• About this task: Find every line in the entries that holds the string "Woodward" and report it.

%%

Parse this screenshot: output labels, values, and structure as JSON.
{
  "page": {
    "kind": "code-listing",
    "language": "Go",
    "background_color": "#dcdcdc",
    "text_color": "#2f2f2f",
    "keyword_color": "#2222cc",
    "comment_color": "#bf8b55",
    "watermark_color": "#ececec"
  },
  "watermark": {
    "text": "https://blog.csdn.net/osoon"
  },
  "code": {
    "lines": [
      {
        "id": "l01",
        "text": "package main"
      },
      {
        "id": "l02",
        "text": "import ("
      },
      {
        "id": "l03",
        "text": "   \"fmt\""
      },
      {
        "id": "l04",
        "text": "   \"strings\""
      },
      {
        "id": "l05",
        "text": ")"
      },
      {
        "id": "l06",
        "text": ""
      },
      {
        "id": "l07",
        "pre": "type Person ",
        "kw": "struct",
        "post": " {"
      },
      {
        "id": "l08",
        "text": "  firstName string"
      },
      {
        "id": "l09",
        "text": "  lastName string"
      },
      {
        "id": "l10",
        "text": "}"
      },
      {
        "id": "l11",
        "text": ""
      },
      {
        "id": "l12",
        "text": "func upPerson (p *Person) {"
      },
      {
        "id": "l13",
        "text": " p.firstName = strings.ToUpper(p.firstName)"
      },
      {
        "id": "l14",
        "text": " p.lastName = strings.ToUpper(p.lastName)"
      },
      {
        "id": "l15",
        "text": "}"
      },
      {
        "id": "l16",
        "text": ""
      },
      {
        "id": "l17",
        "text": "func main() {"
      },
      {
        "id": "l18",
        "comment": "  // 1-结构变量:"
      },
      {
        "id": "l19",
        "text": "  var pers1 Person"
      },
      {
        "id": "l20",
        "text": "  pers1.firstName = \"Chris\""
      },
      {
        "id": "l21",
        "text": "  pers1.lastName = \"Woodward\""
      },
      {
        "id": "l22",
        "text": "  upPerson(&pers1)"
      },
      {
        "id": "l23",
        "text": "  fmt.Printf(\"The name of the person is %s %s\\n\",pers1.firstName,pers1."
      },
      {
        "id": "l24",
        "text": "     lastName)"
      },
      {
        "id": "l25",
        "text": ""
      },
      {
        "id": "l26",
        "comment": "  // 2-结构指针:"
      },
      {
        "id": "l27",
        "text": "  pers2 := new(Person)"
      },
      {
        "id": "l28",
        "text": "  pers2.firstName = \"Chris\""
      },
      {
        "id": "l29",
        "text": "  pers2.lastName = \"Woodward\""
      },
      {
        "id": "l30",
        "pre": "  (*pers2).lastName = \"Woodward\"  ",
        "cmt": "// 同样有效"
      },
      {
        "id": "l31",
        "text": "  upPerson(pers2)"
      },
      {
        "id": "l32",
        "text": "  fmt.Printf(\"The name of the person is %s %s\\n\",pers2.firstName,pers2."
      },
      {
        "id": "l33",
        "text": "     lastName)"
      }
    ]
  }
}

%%
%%

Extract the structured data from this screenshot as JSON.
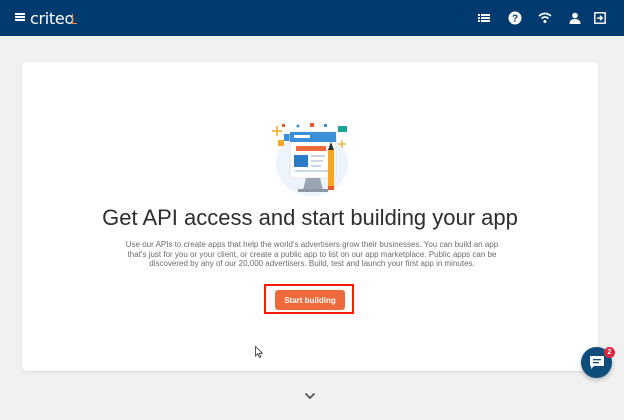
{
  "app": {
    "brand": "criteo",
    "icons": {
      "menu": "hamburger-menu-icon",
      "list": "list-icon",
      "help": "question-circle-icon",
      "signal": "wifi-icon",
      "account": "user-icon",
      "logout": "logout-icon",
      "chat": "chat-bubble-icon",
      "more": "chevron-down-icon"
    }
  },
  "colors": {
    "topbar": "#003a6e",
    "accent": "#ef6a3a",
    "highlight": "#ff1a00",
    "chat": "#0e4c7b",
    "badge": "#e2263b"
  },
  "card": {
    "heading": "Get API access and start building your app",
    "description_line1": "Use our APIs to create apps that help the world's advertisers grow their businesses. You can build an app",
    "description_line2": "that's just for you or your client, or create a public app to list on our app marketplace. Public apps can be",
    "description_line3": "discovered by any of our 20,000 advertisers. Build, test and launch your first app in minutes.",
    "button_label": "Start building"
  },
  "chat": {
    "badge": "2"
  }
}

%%
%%

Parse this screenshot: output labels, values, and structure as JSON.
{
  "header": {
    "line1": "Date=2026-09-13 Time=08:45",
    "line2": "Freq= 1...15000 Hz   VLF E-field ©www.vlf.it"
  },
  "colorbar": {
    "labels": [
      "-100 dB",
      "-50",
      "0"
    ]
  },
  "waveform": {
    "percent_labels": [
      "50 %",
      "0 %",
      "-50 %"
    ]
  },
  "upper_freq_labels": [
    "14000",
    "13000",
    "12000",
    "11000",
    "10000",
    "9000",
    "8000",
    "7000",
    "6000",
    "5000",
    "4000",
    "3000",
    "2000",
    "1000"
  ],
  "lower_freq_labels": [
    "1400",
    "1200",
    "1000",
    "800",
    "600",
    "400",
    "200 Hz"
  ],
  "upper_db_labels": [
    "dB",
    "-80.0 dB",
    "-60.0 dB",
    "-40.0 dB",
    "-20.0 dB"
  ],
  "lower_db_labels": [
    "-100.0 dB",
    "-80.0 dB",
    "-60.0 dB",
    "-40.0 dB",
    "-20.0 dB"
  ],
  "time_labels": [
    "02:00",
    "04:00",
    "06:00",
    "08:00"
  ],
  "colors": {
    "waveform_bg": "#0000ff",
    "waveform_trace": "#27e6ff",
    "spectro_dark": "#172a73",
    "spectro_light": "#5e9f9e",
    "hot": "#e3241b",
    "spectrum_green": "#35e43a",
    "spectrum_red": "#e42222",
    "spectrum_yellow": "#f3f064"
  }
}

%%

• Task result:
        "text": "  pers1.lastName = \"Woodward\""
        "text": "  pers2.lastName = \"Woodward\""
        "pre": "  (*pers2).lastName = \"Woodward\"  ",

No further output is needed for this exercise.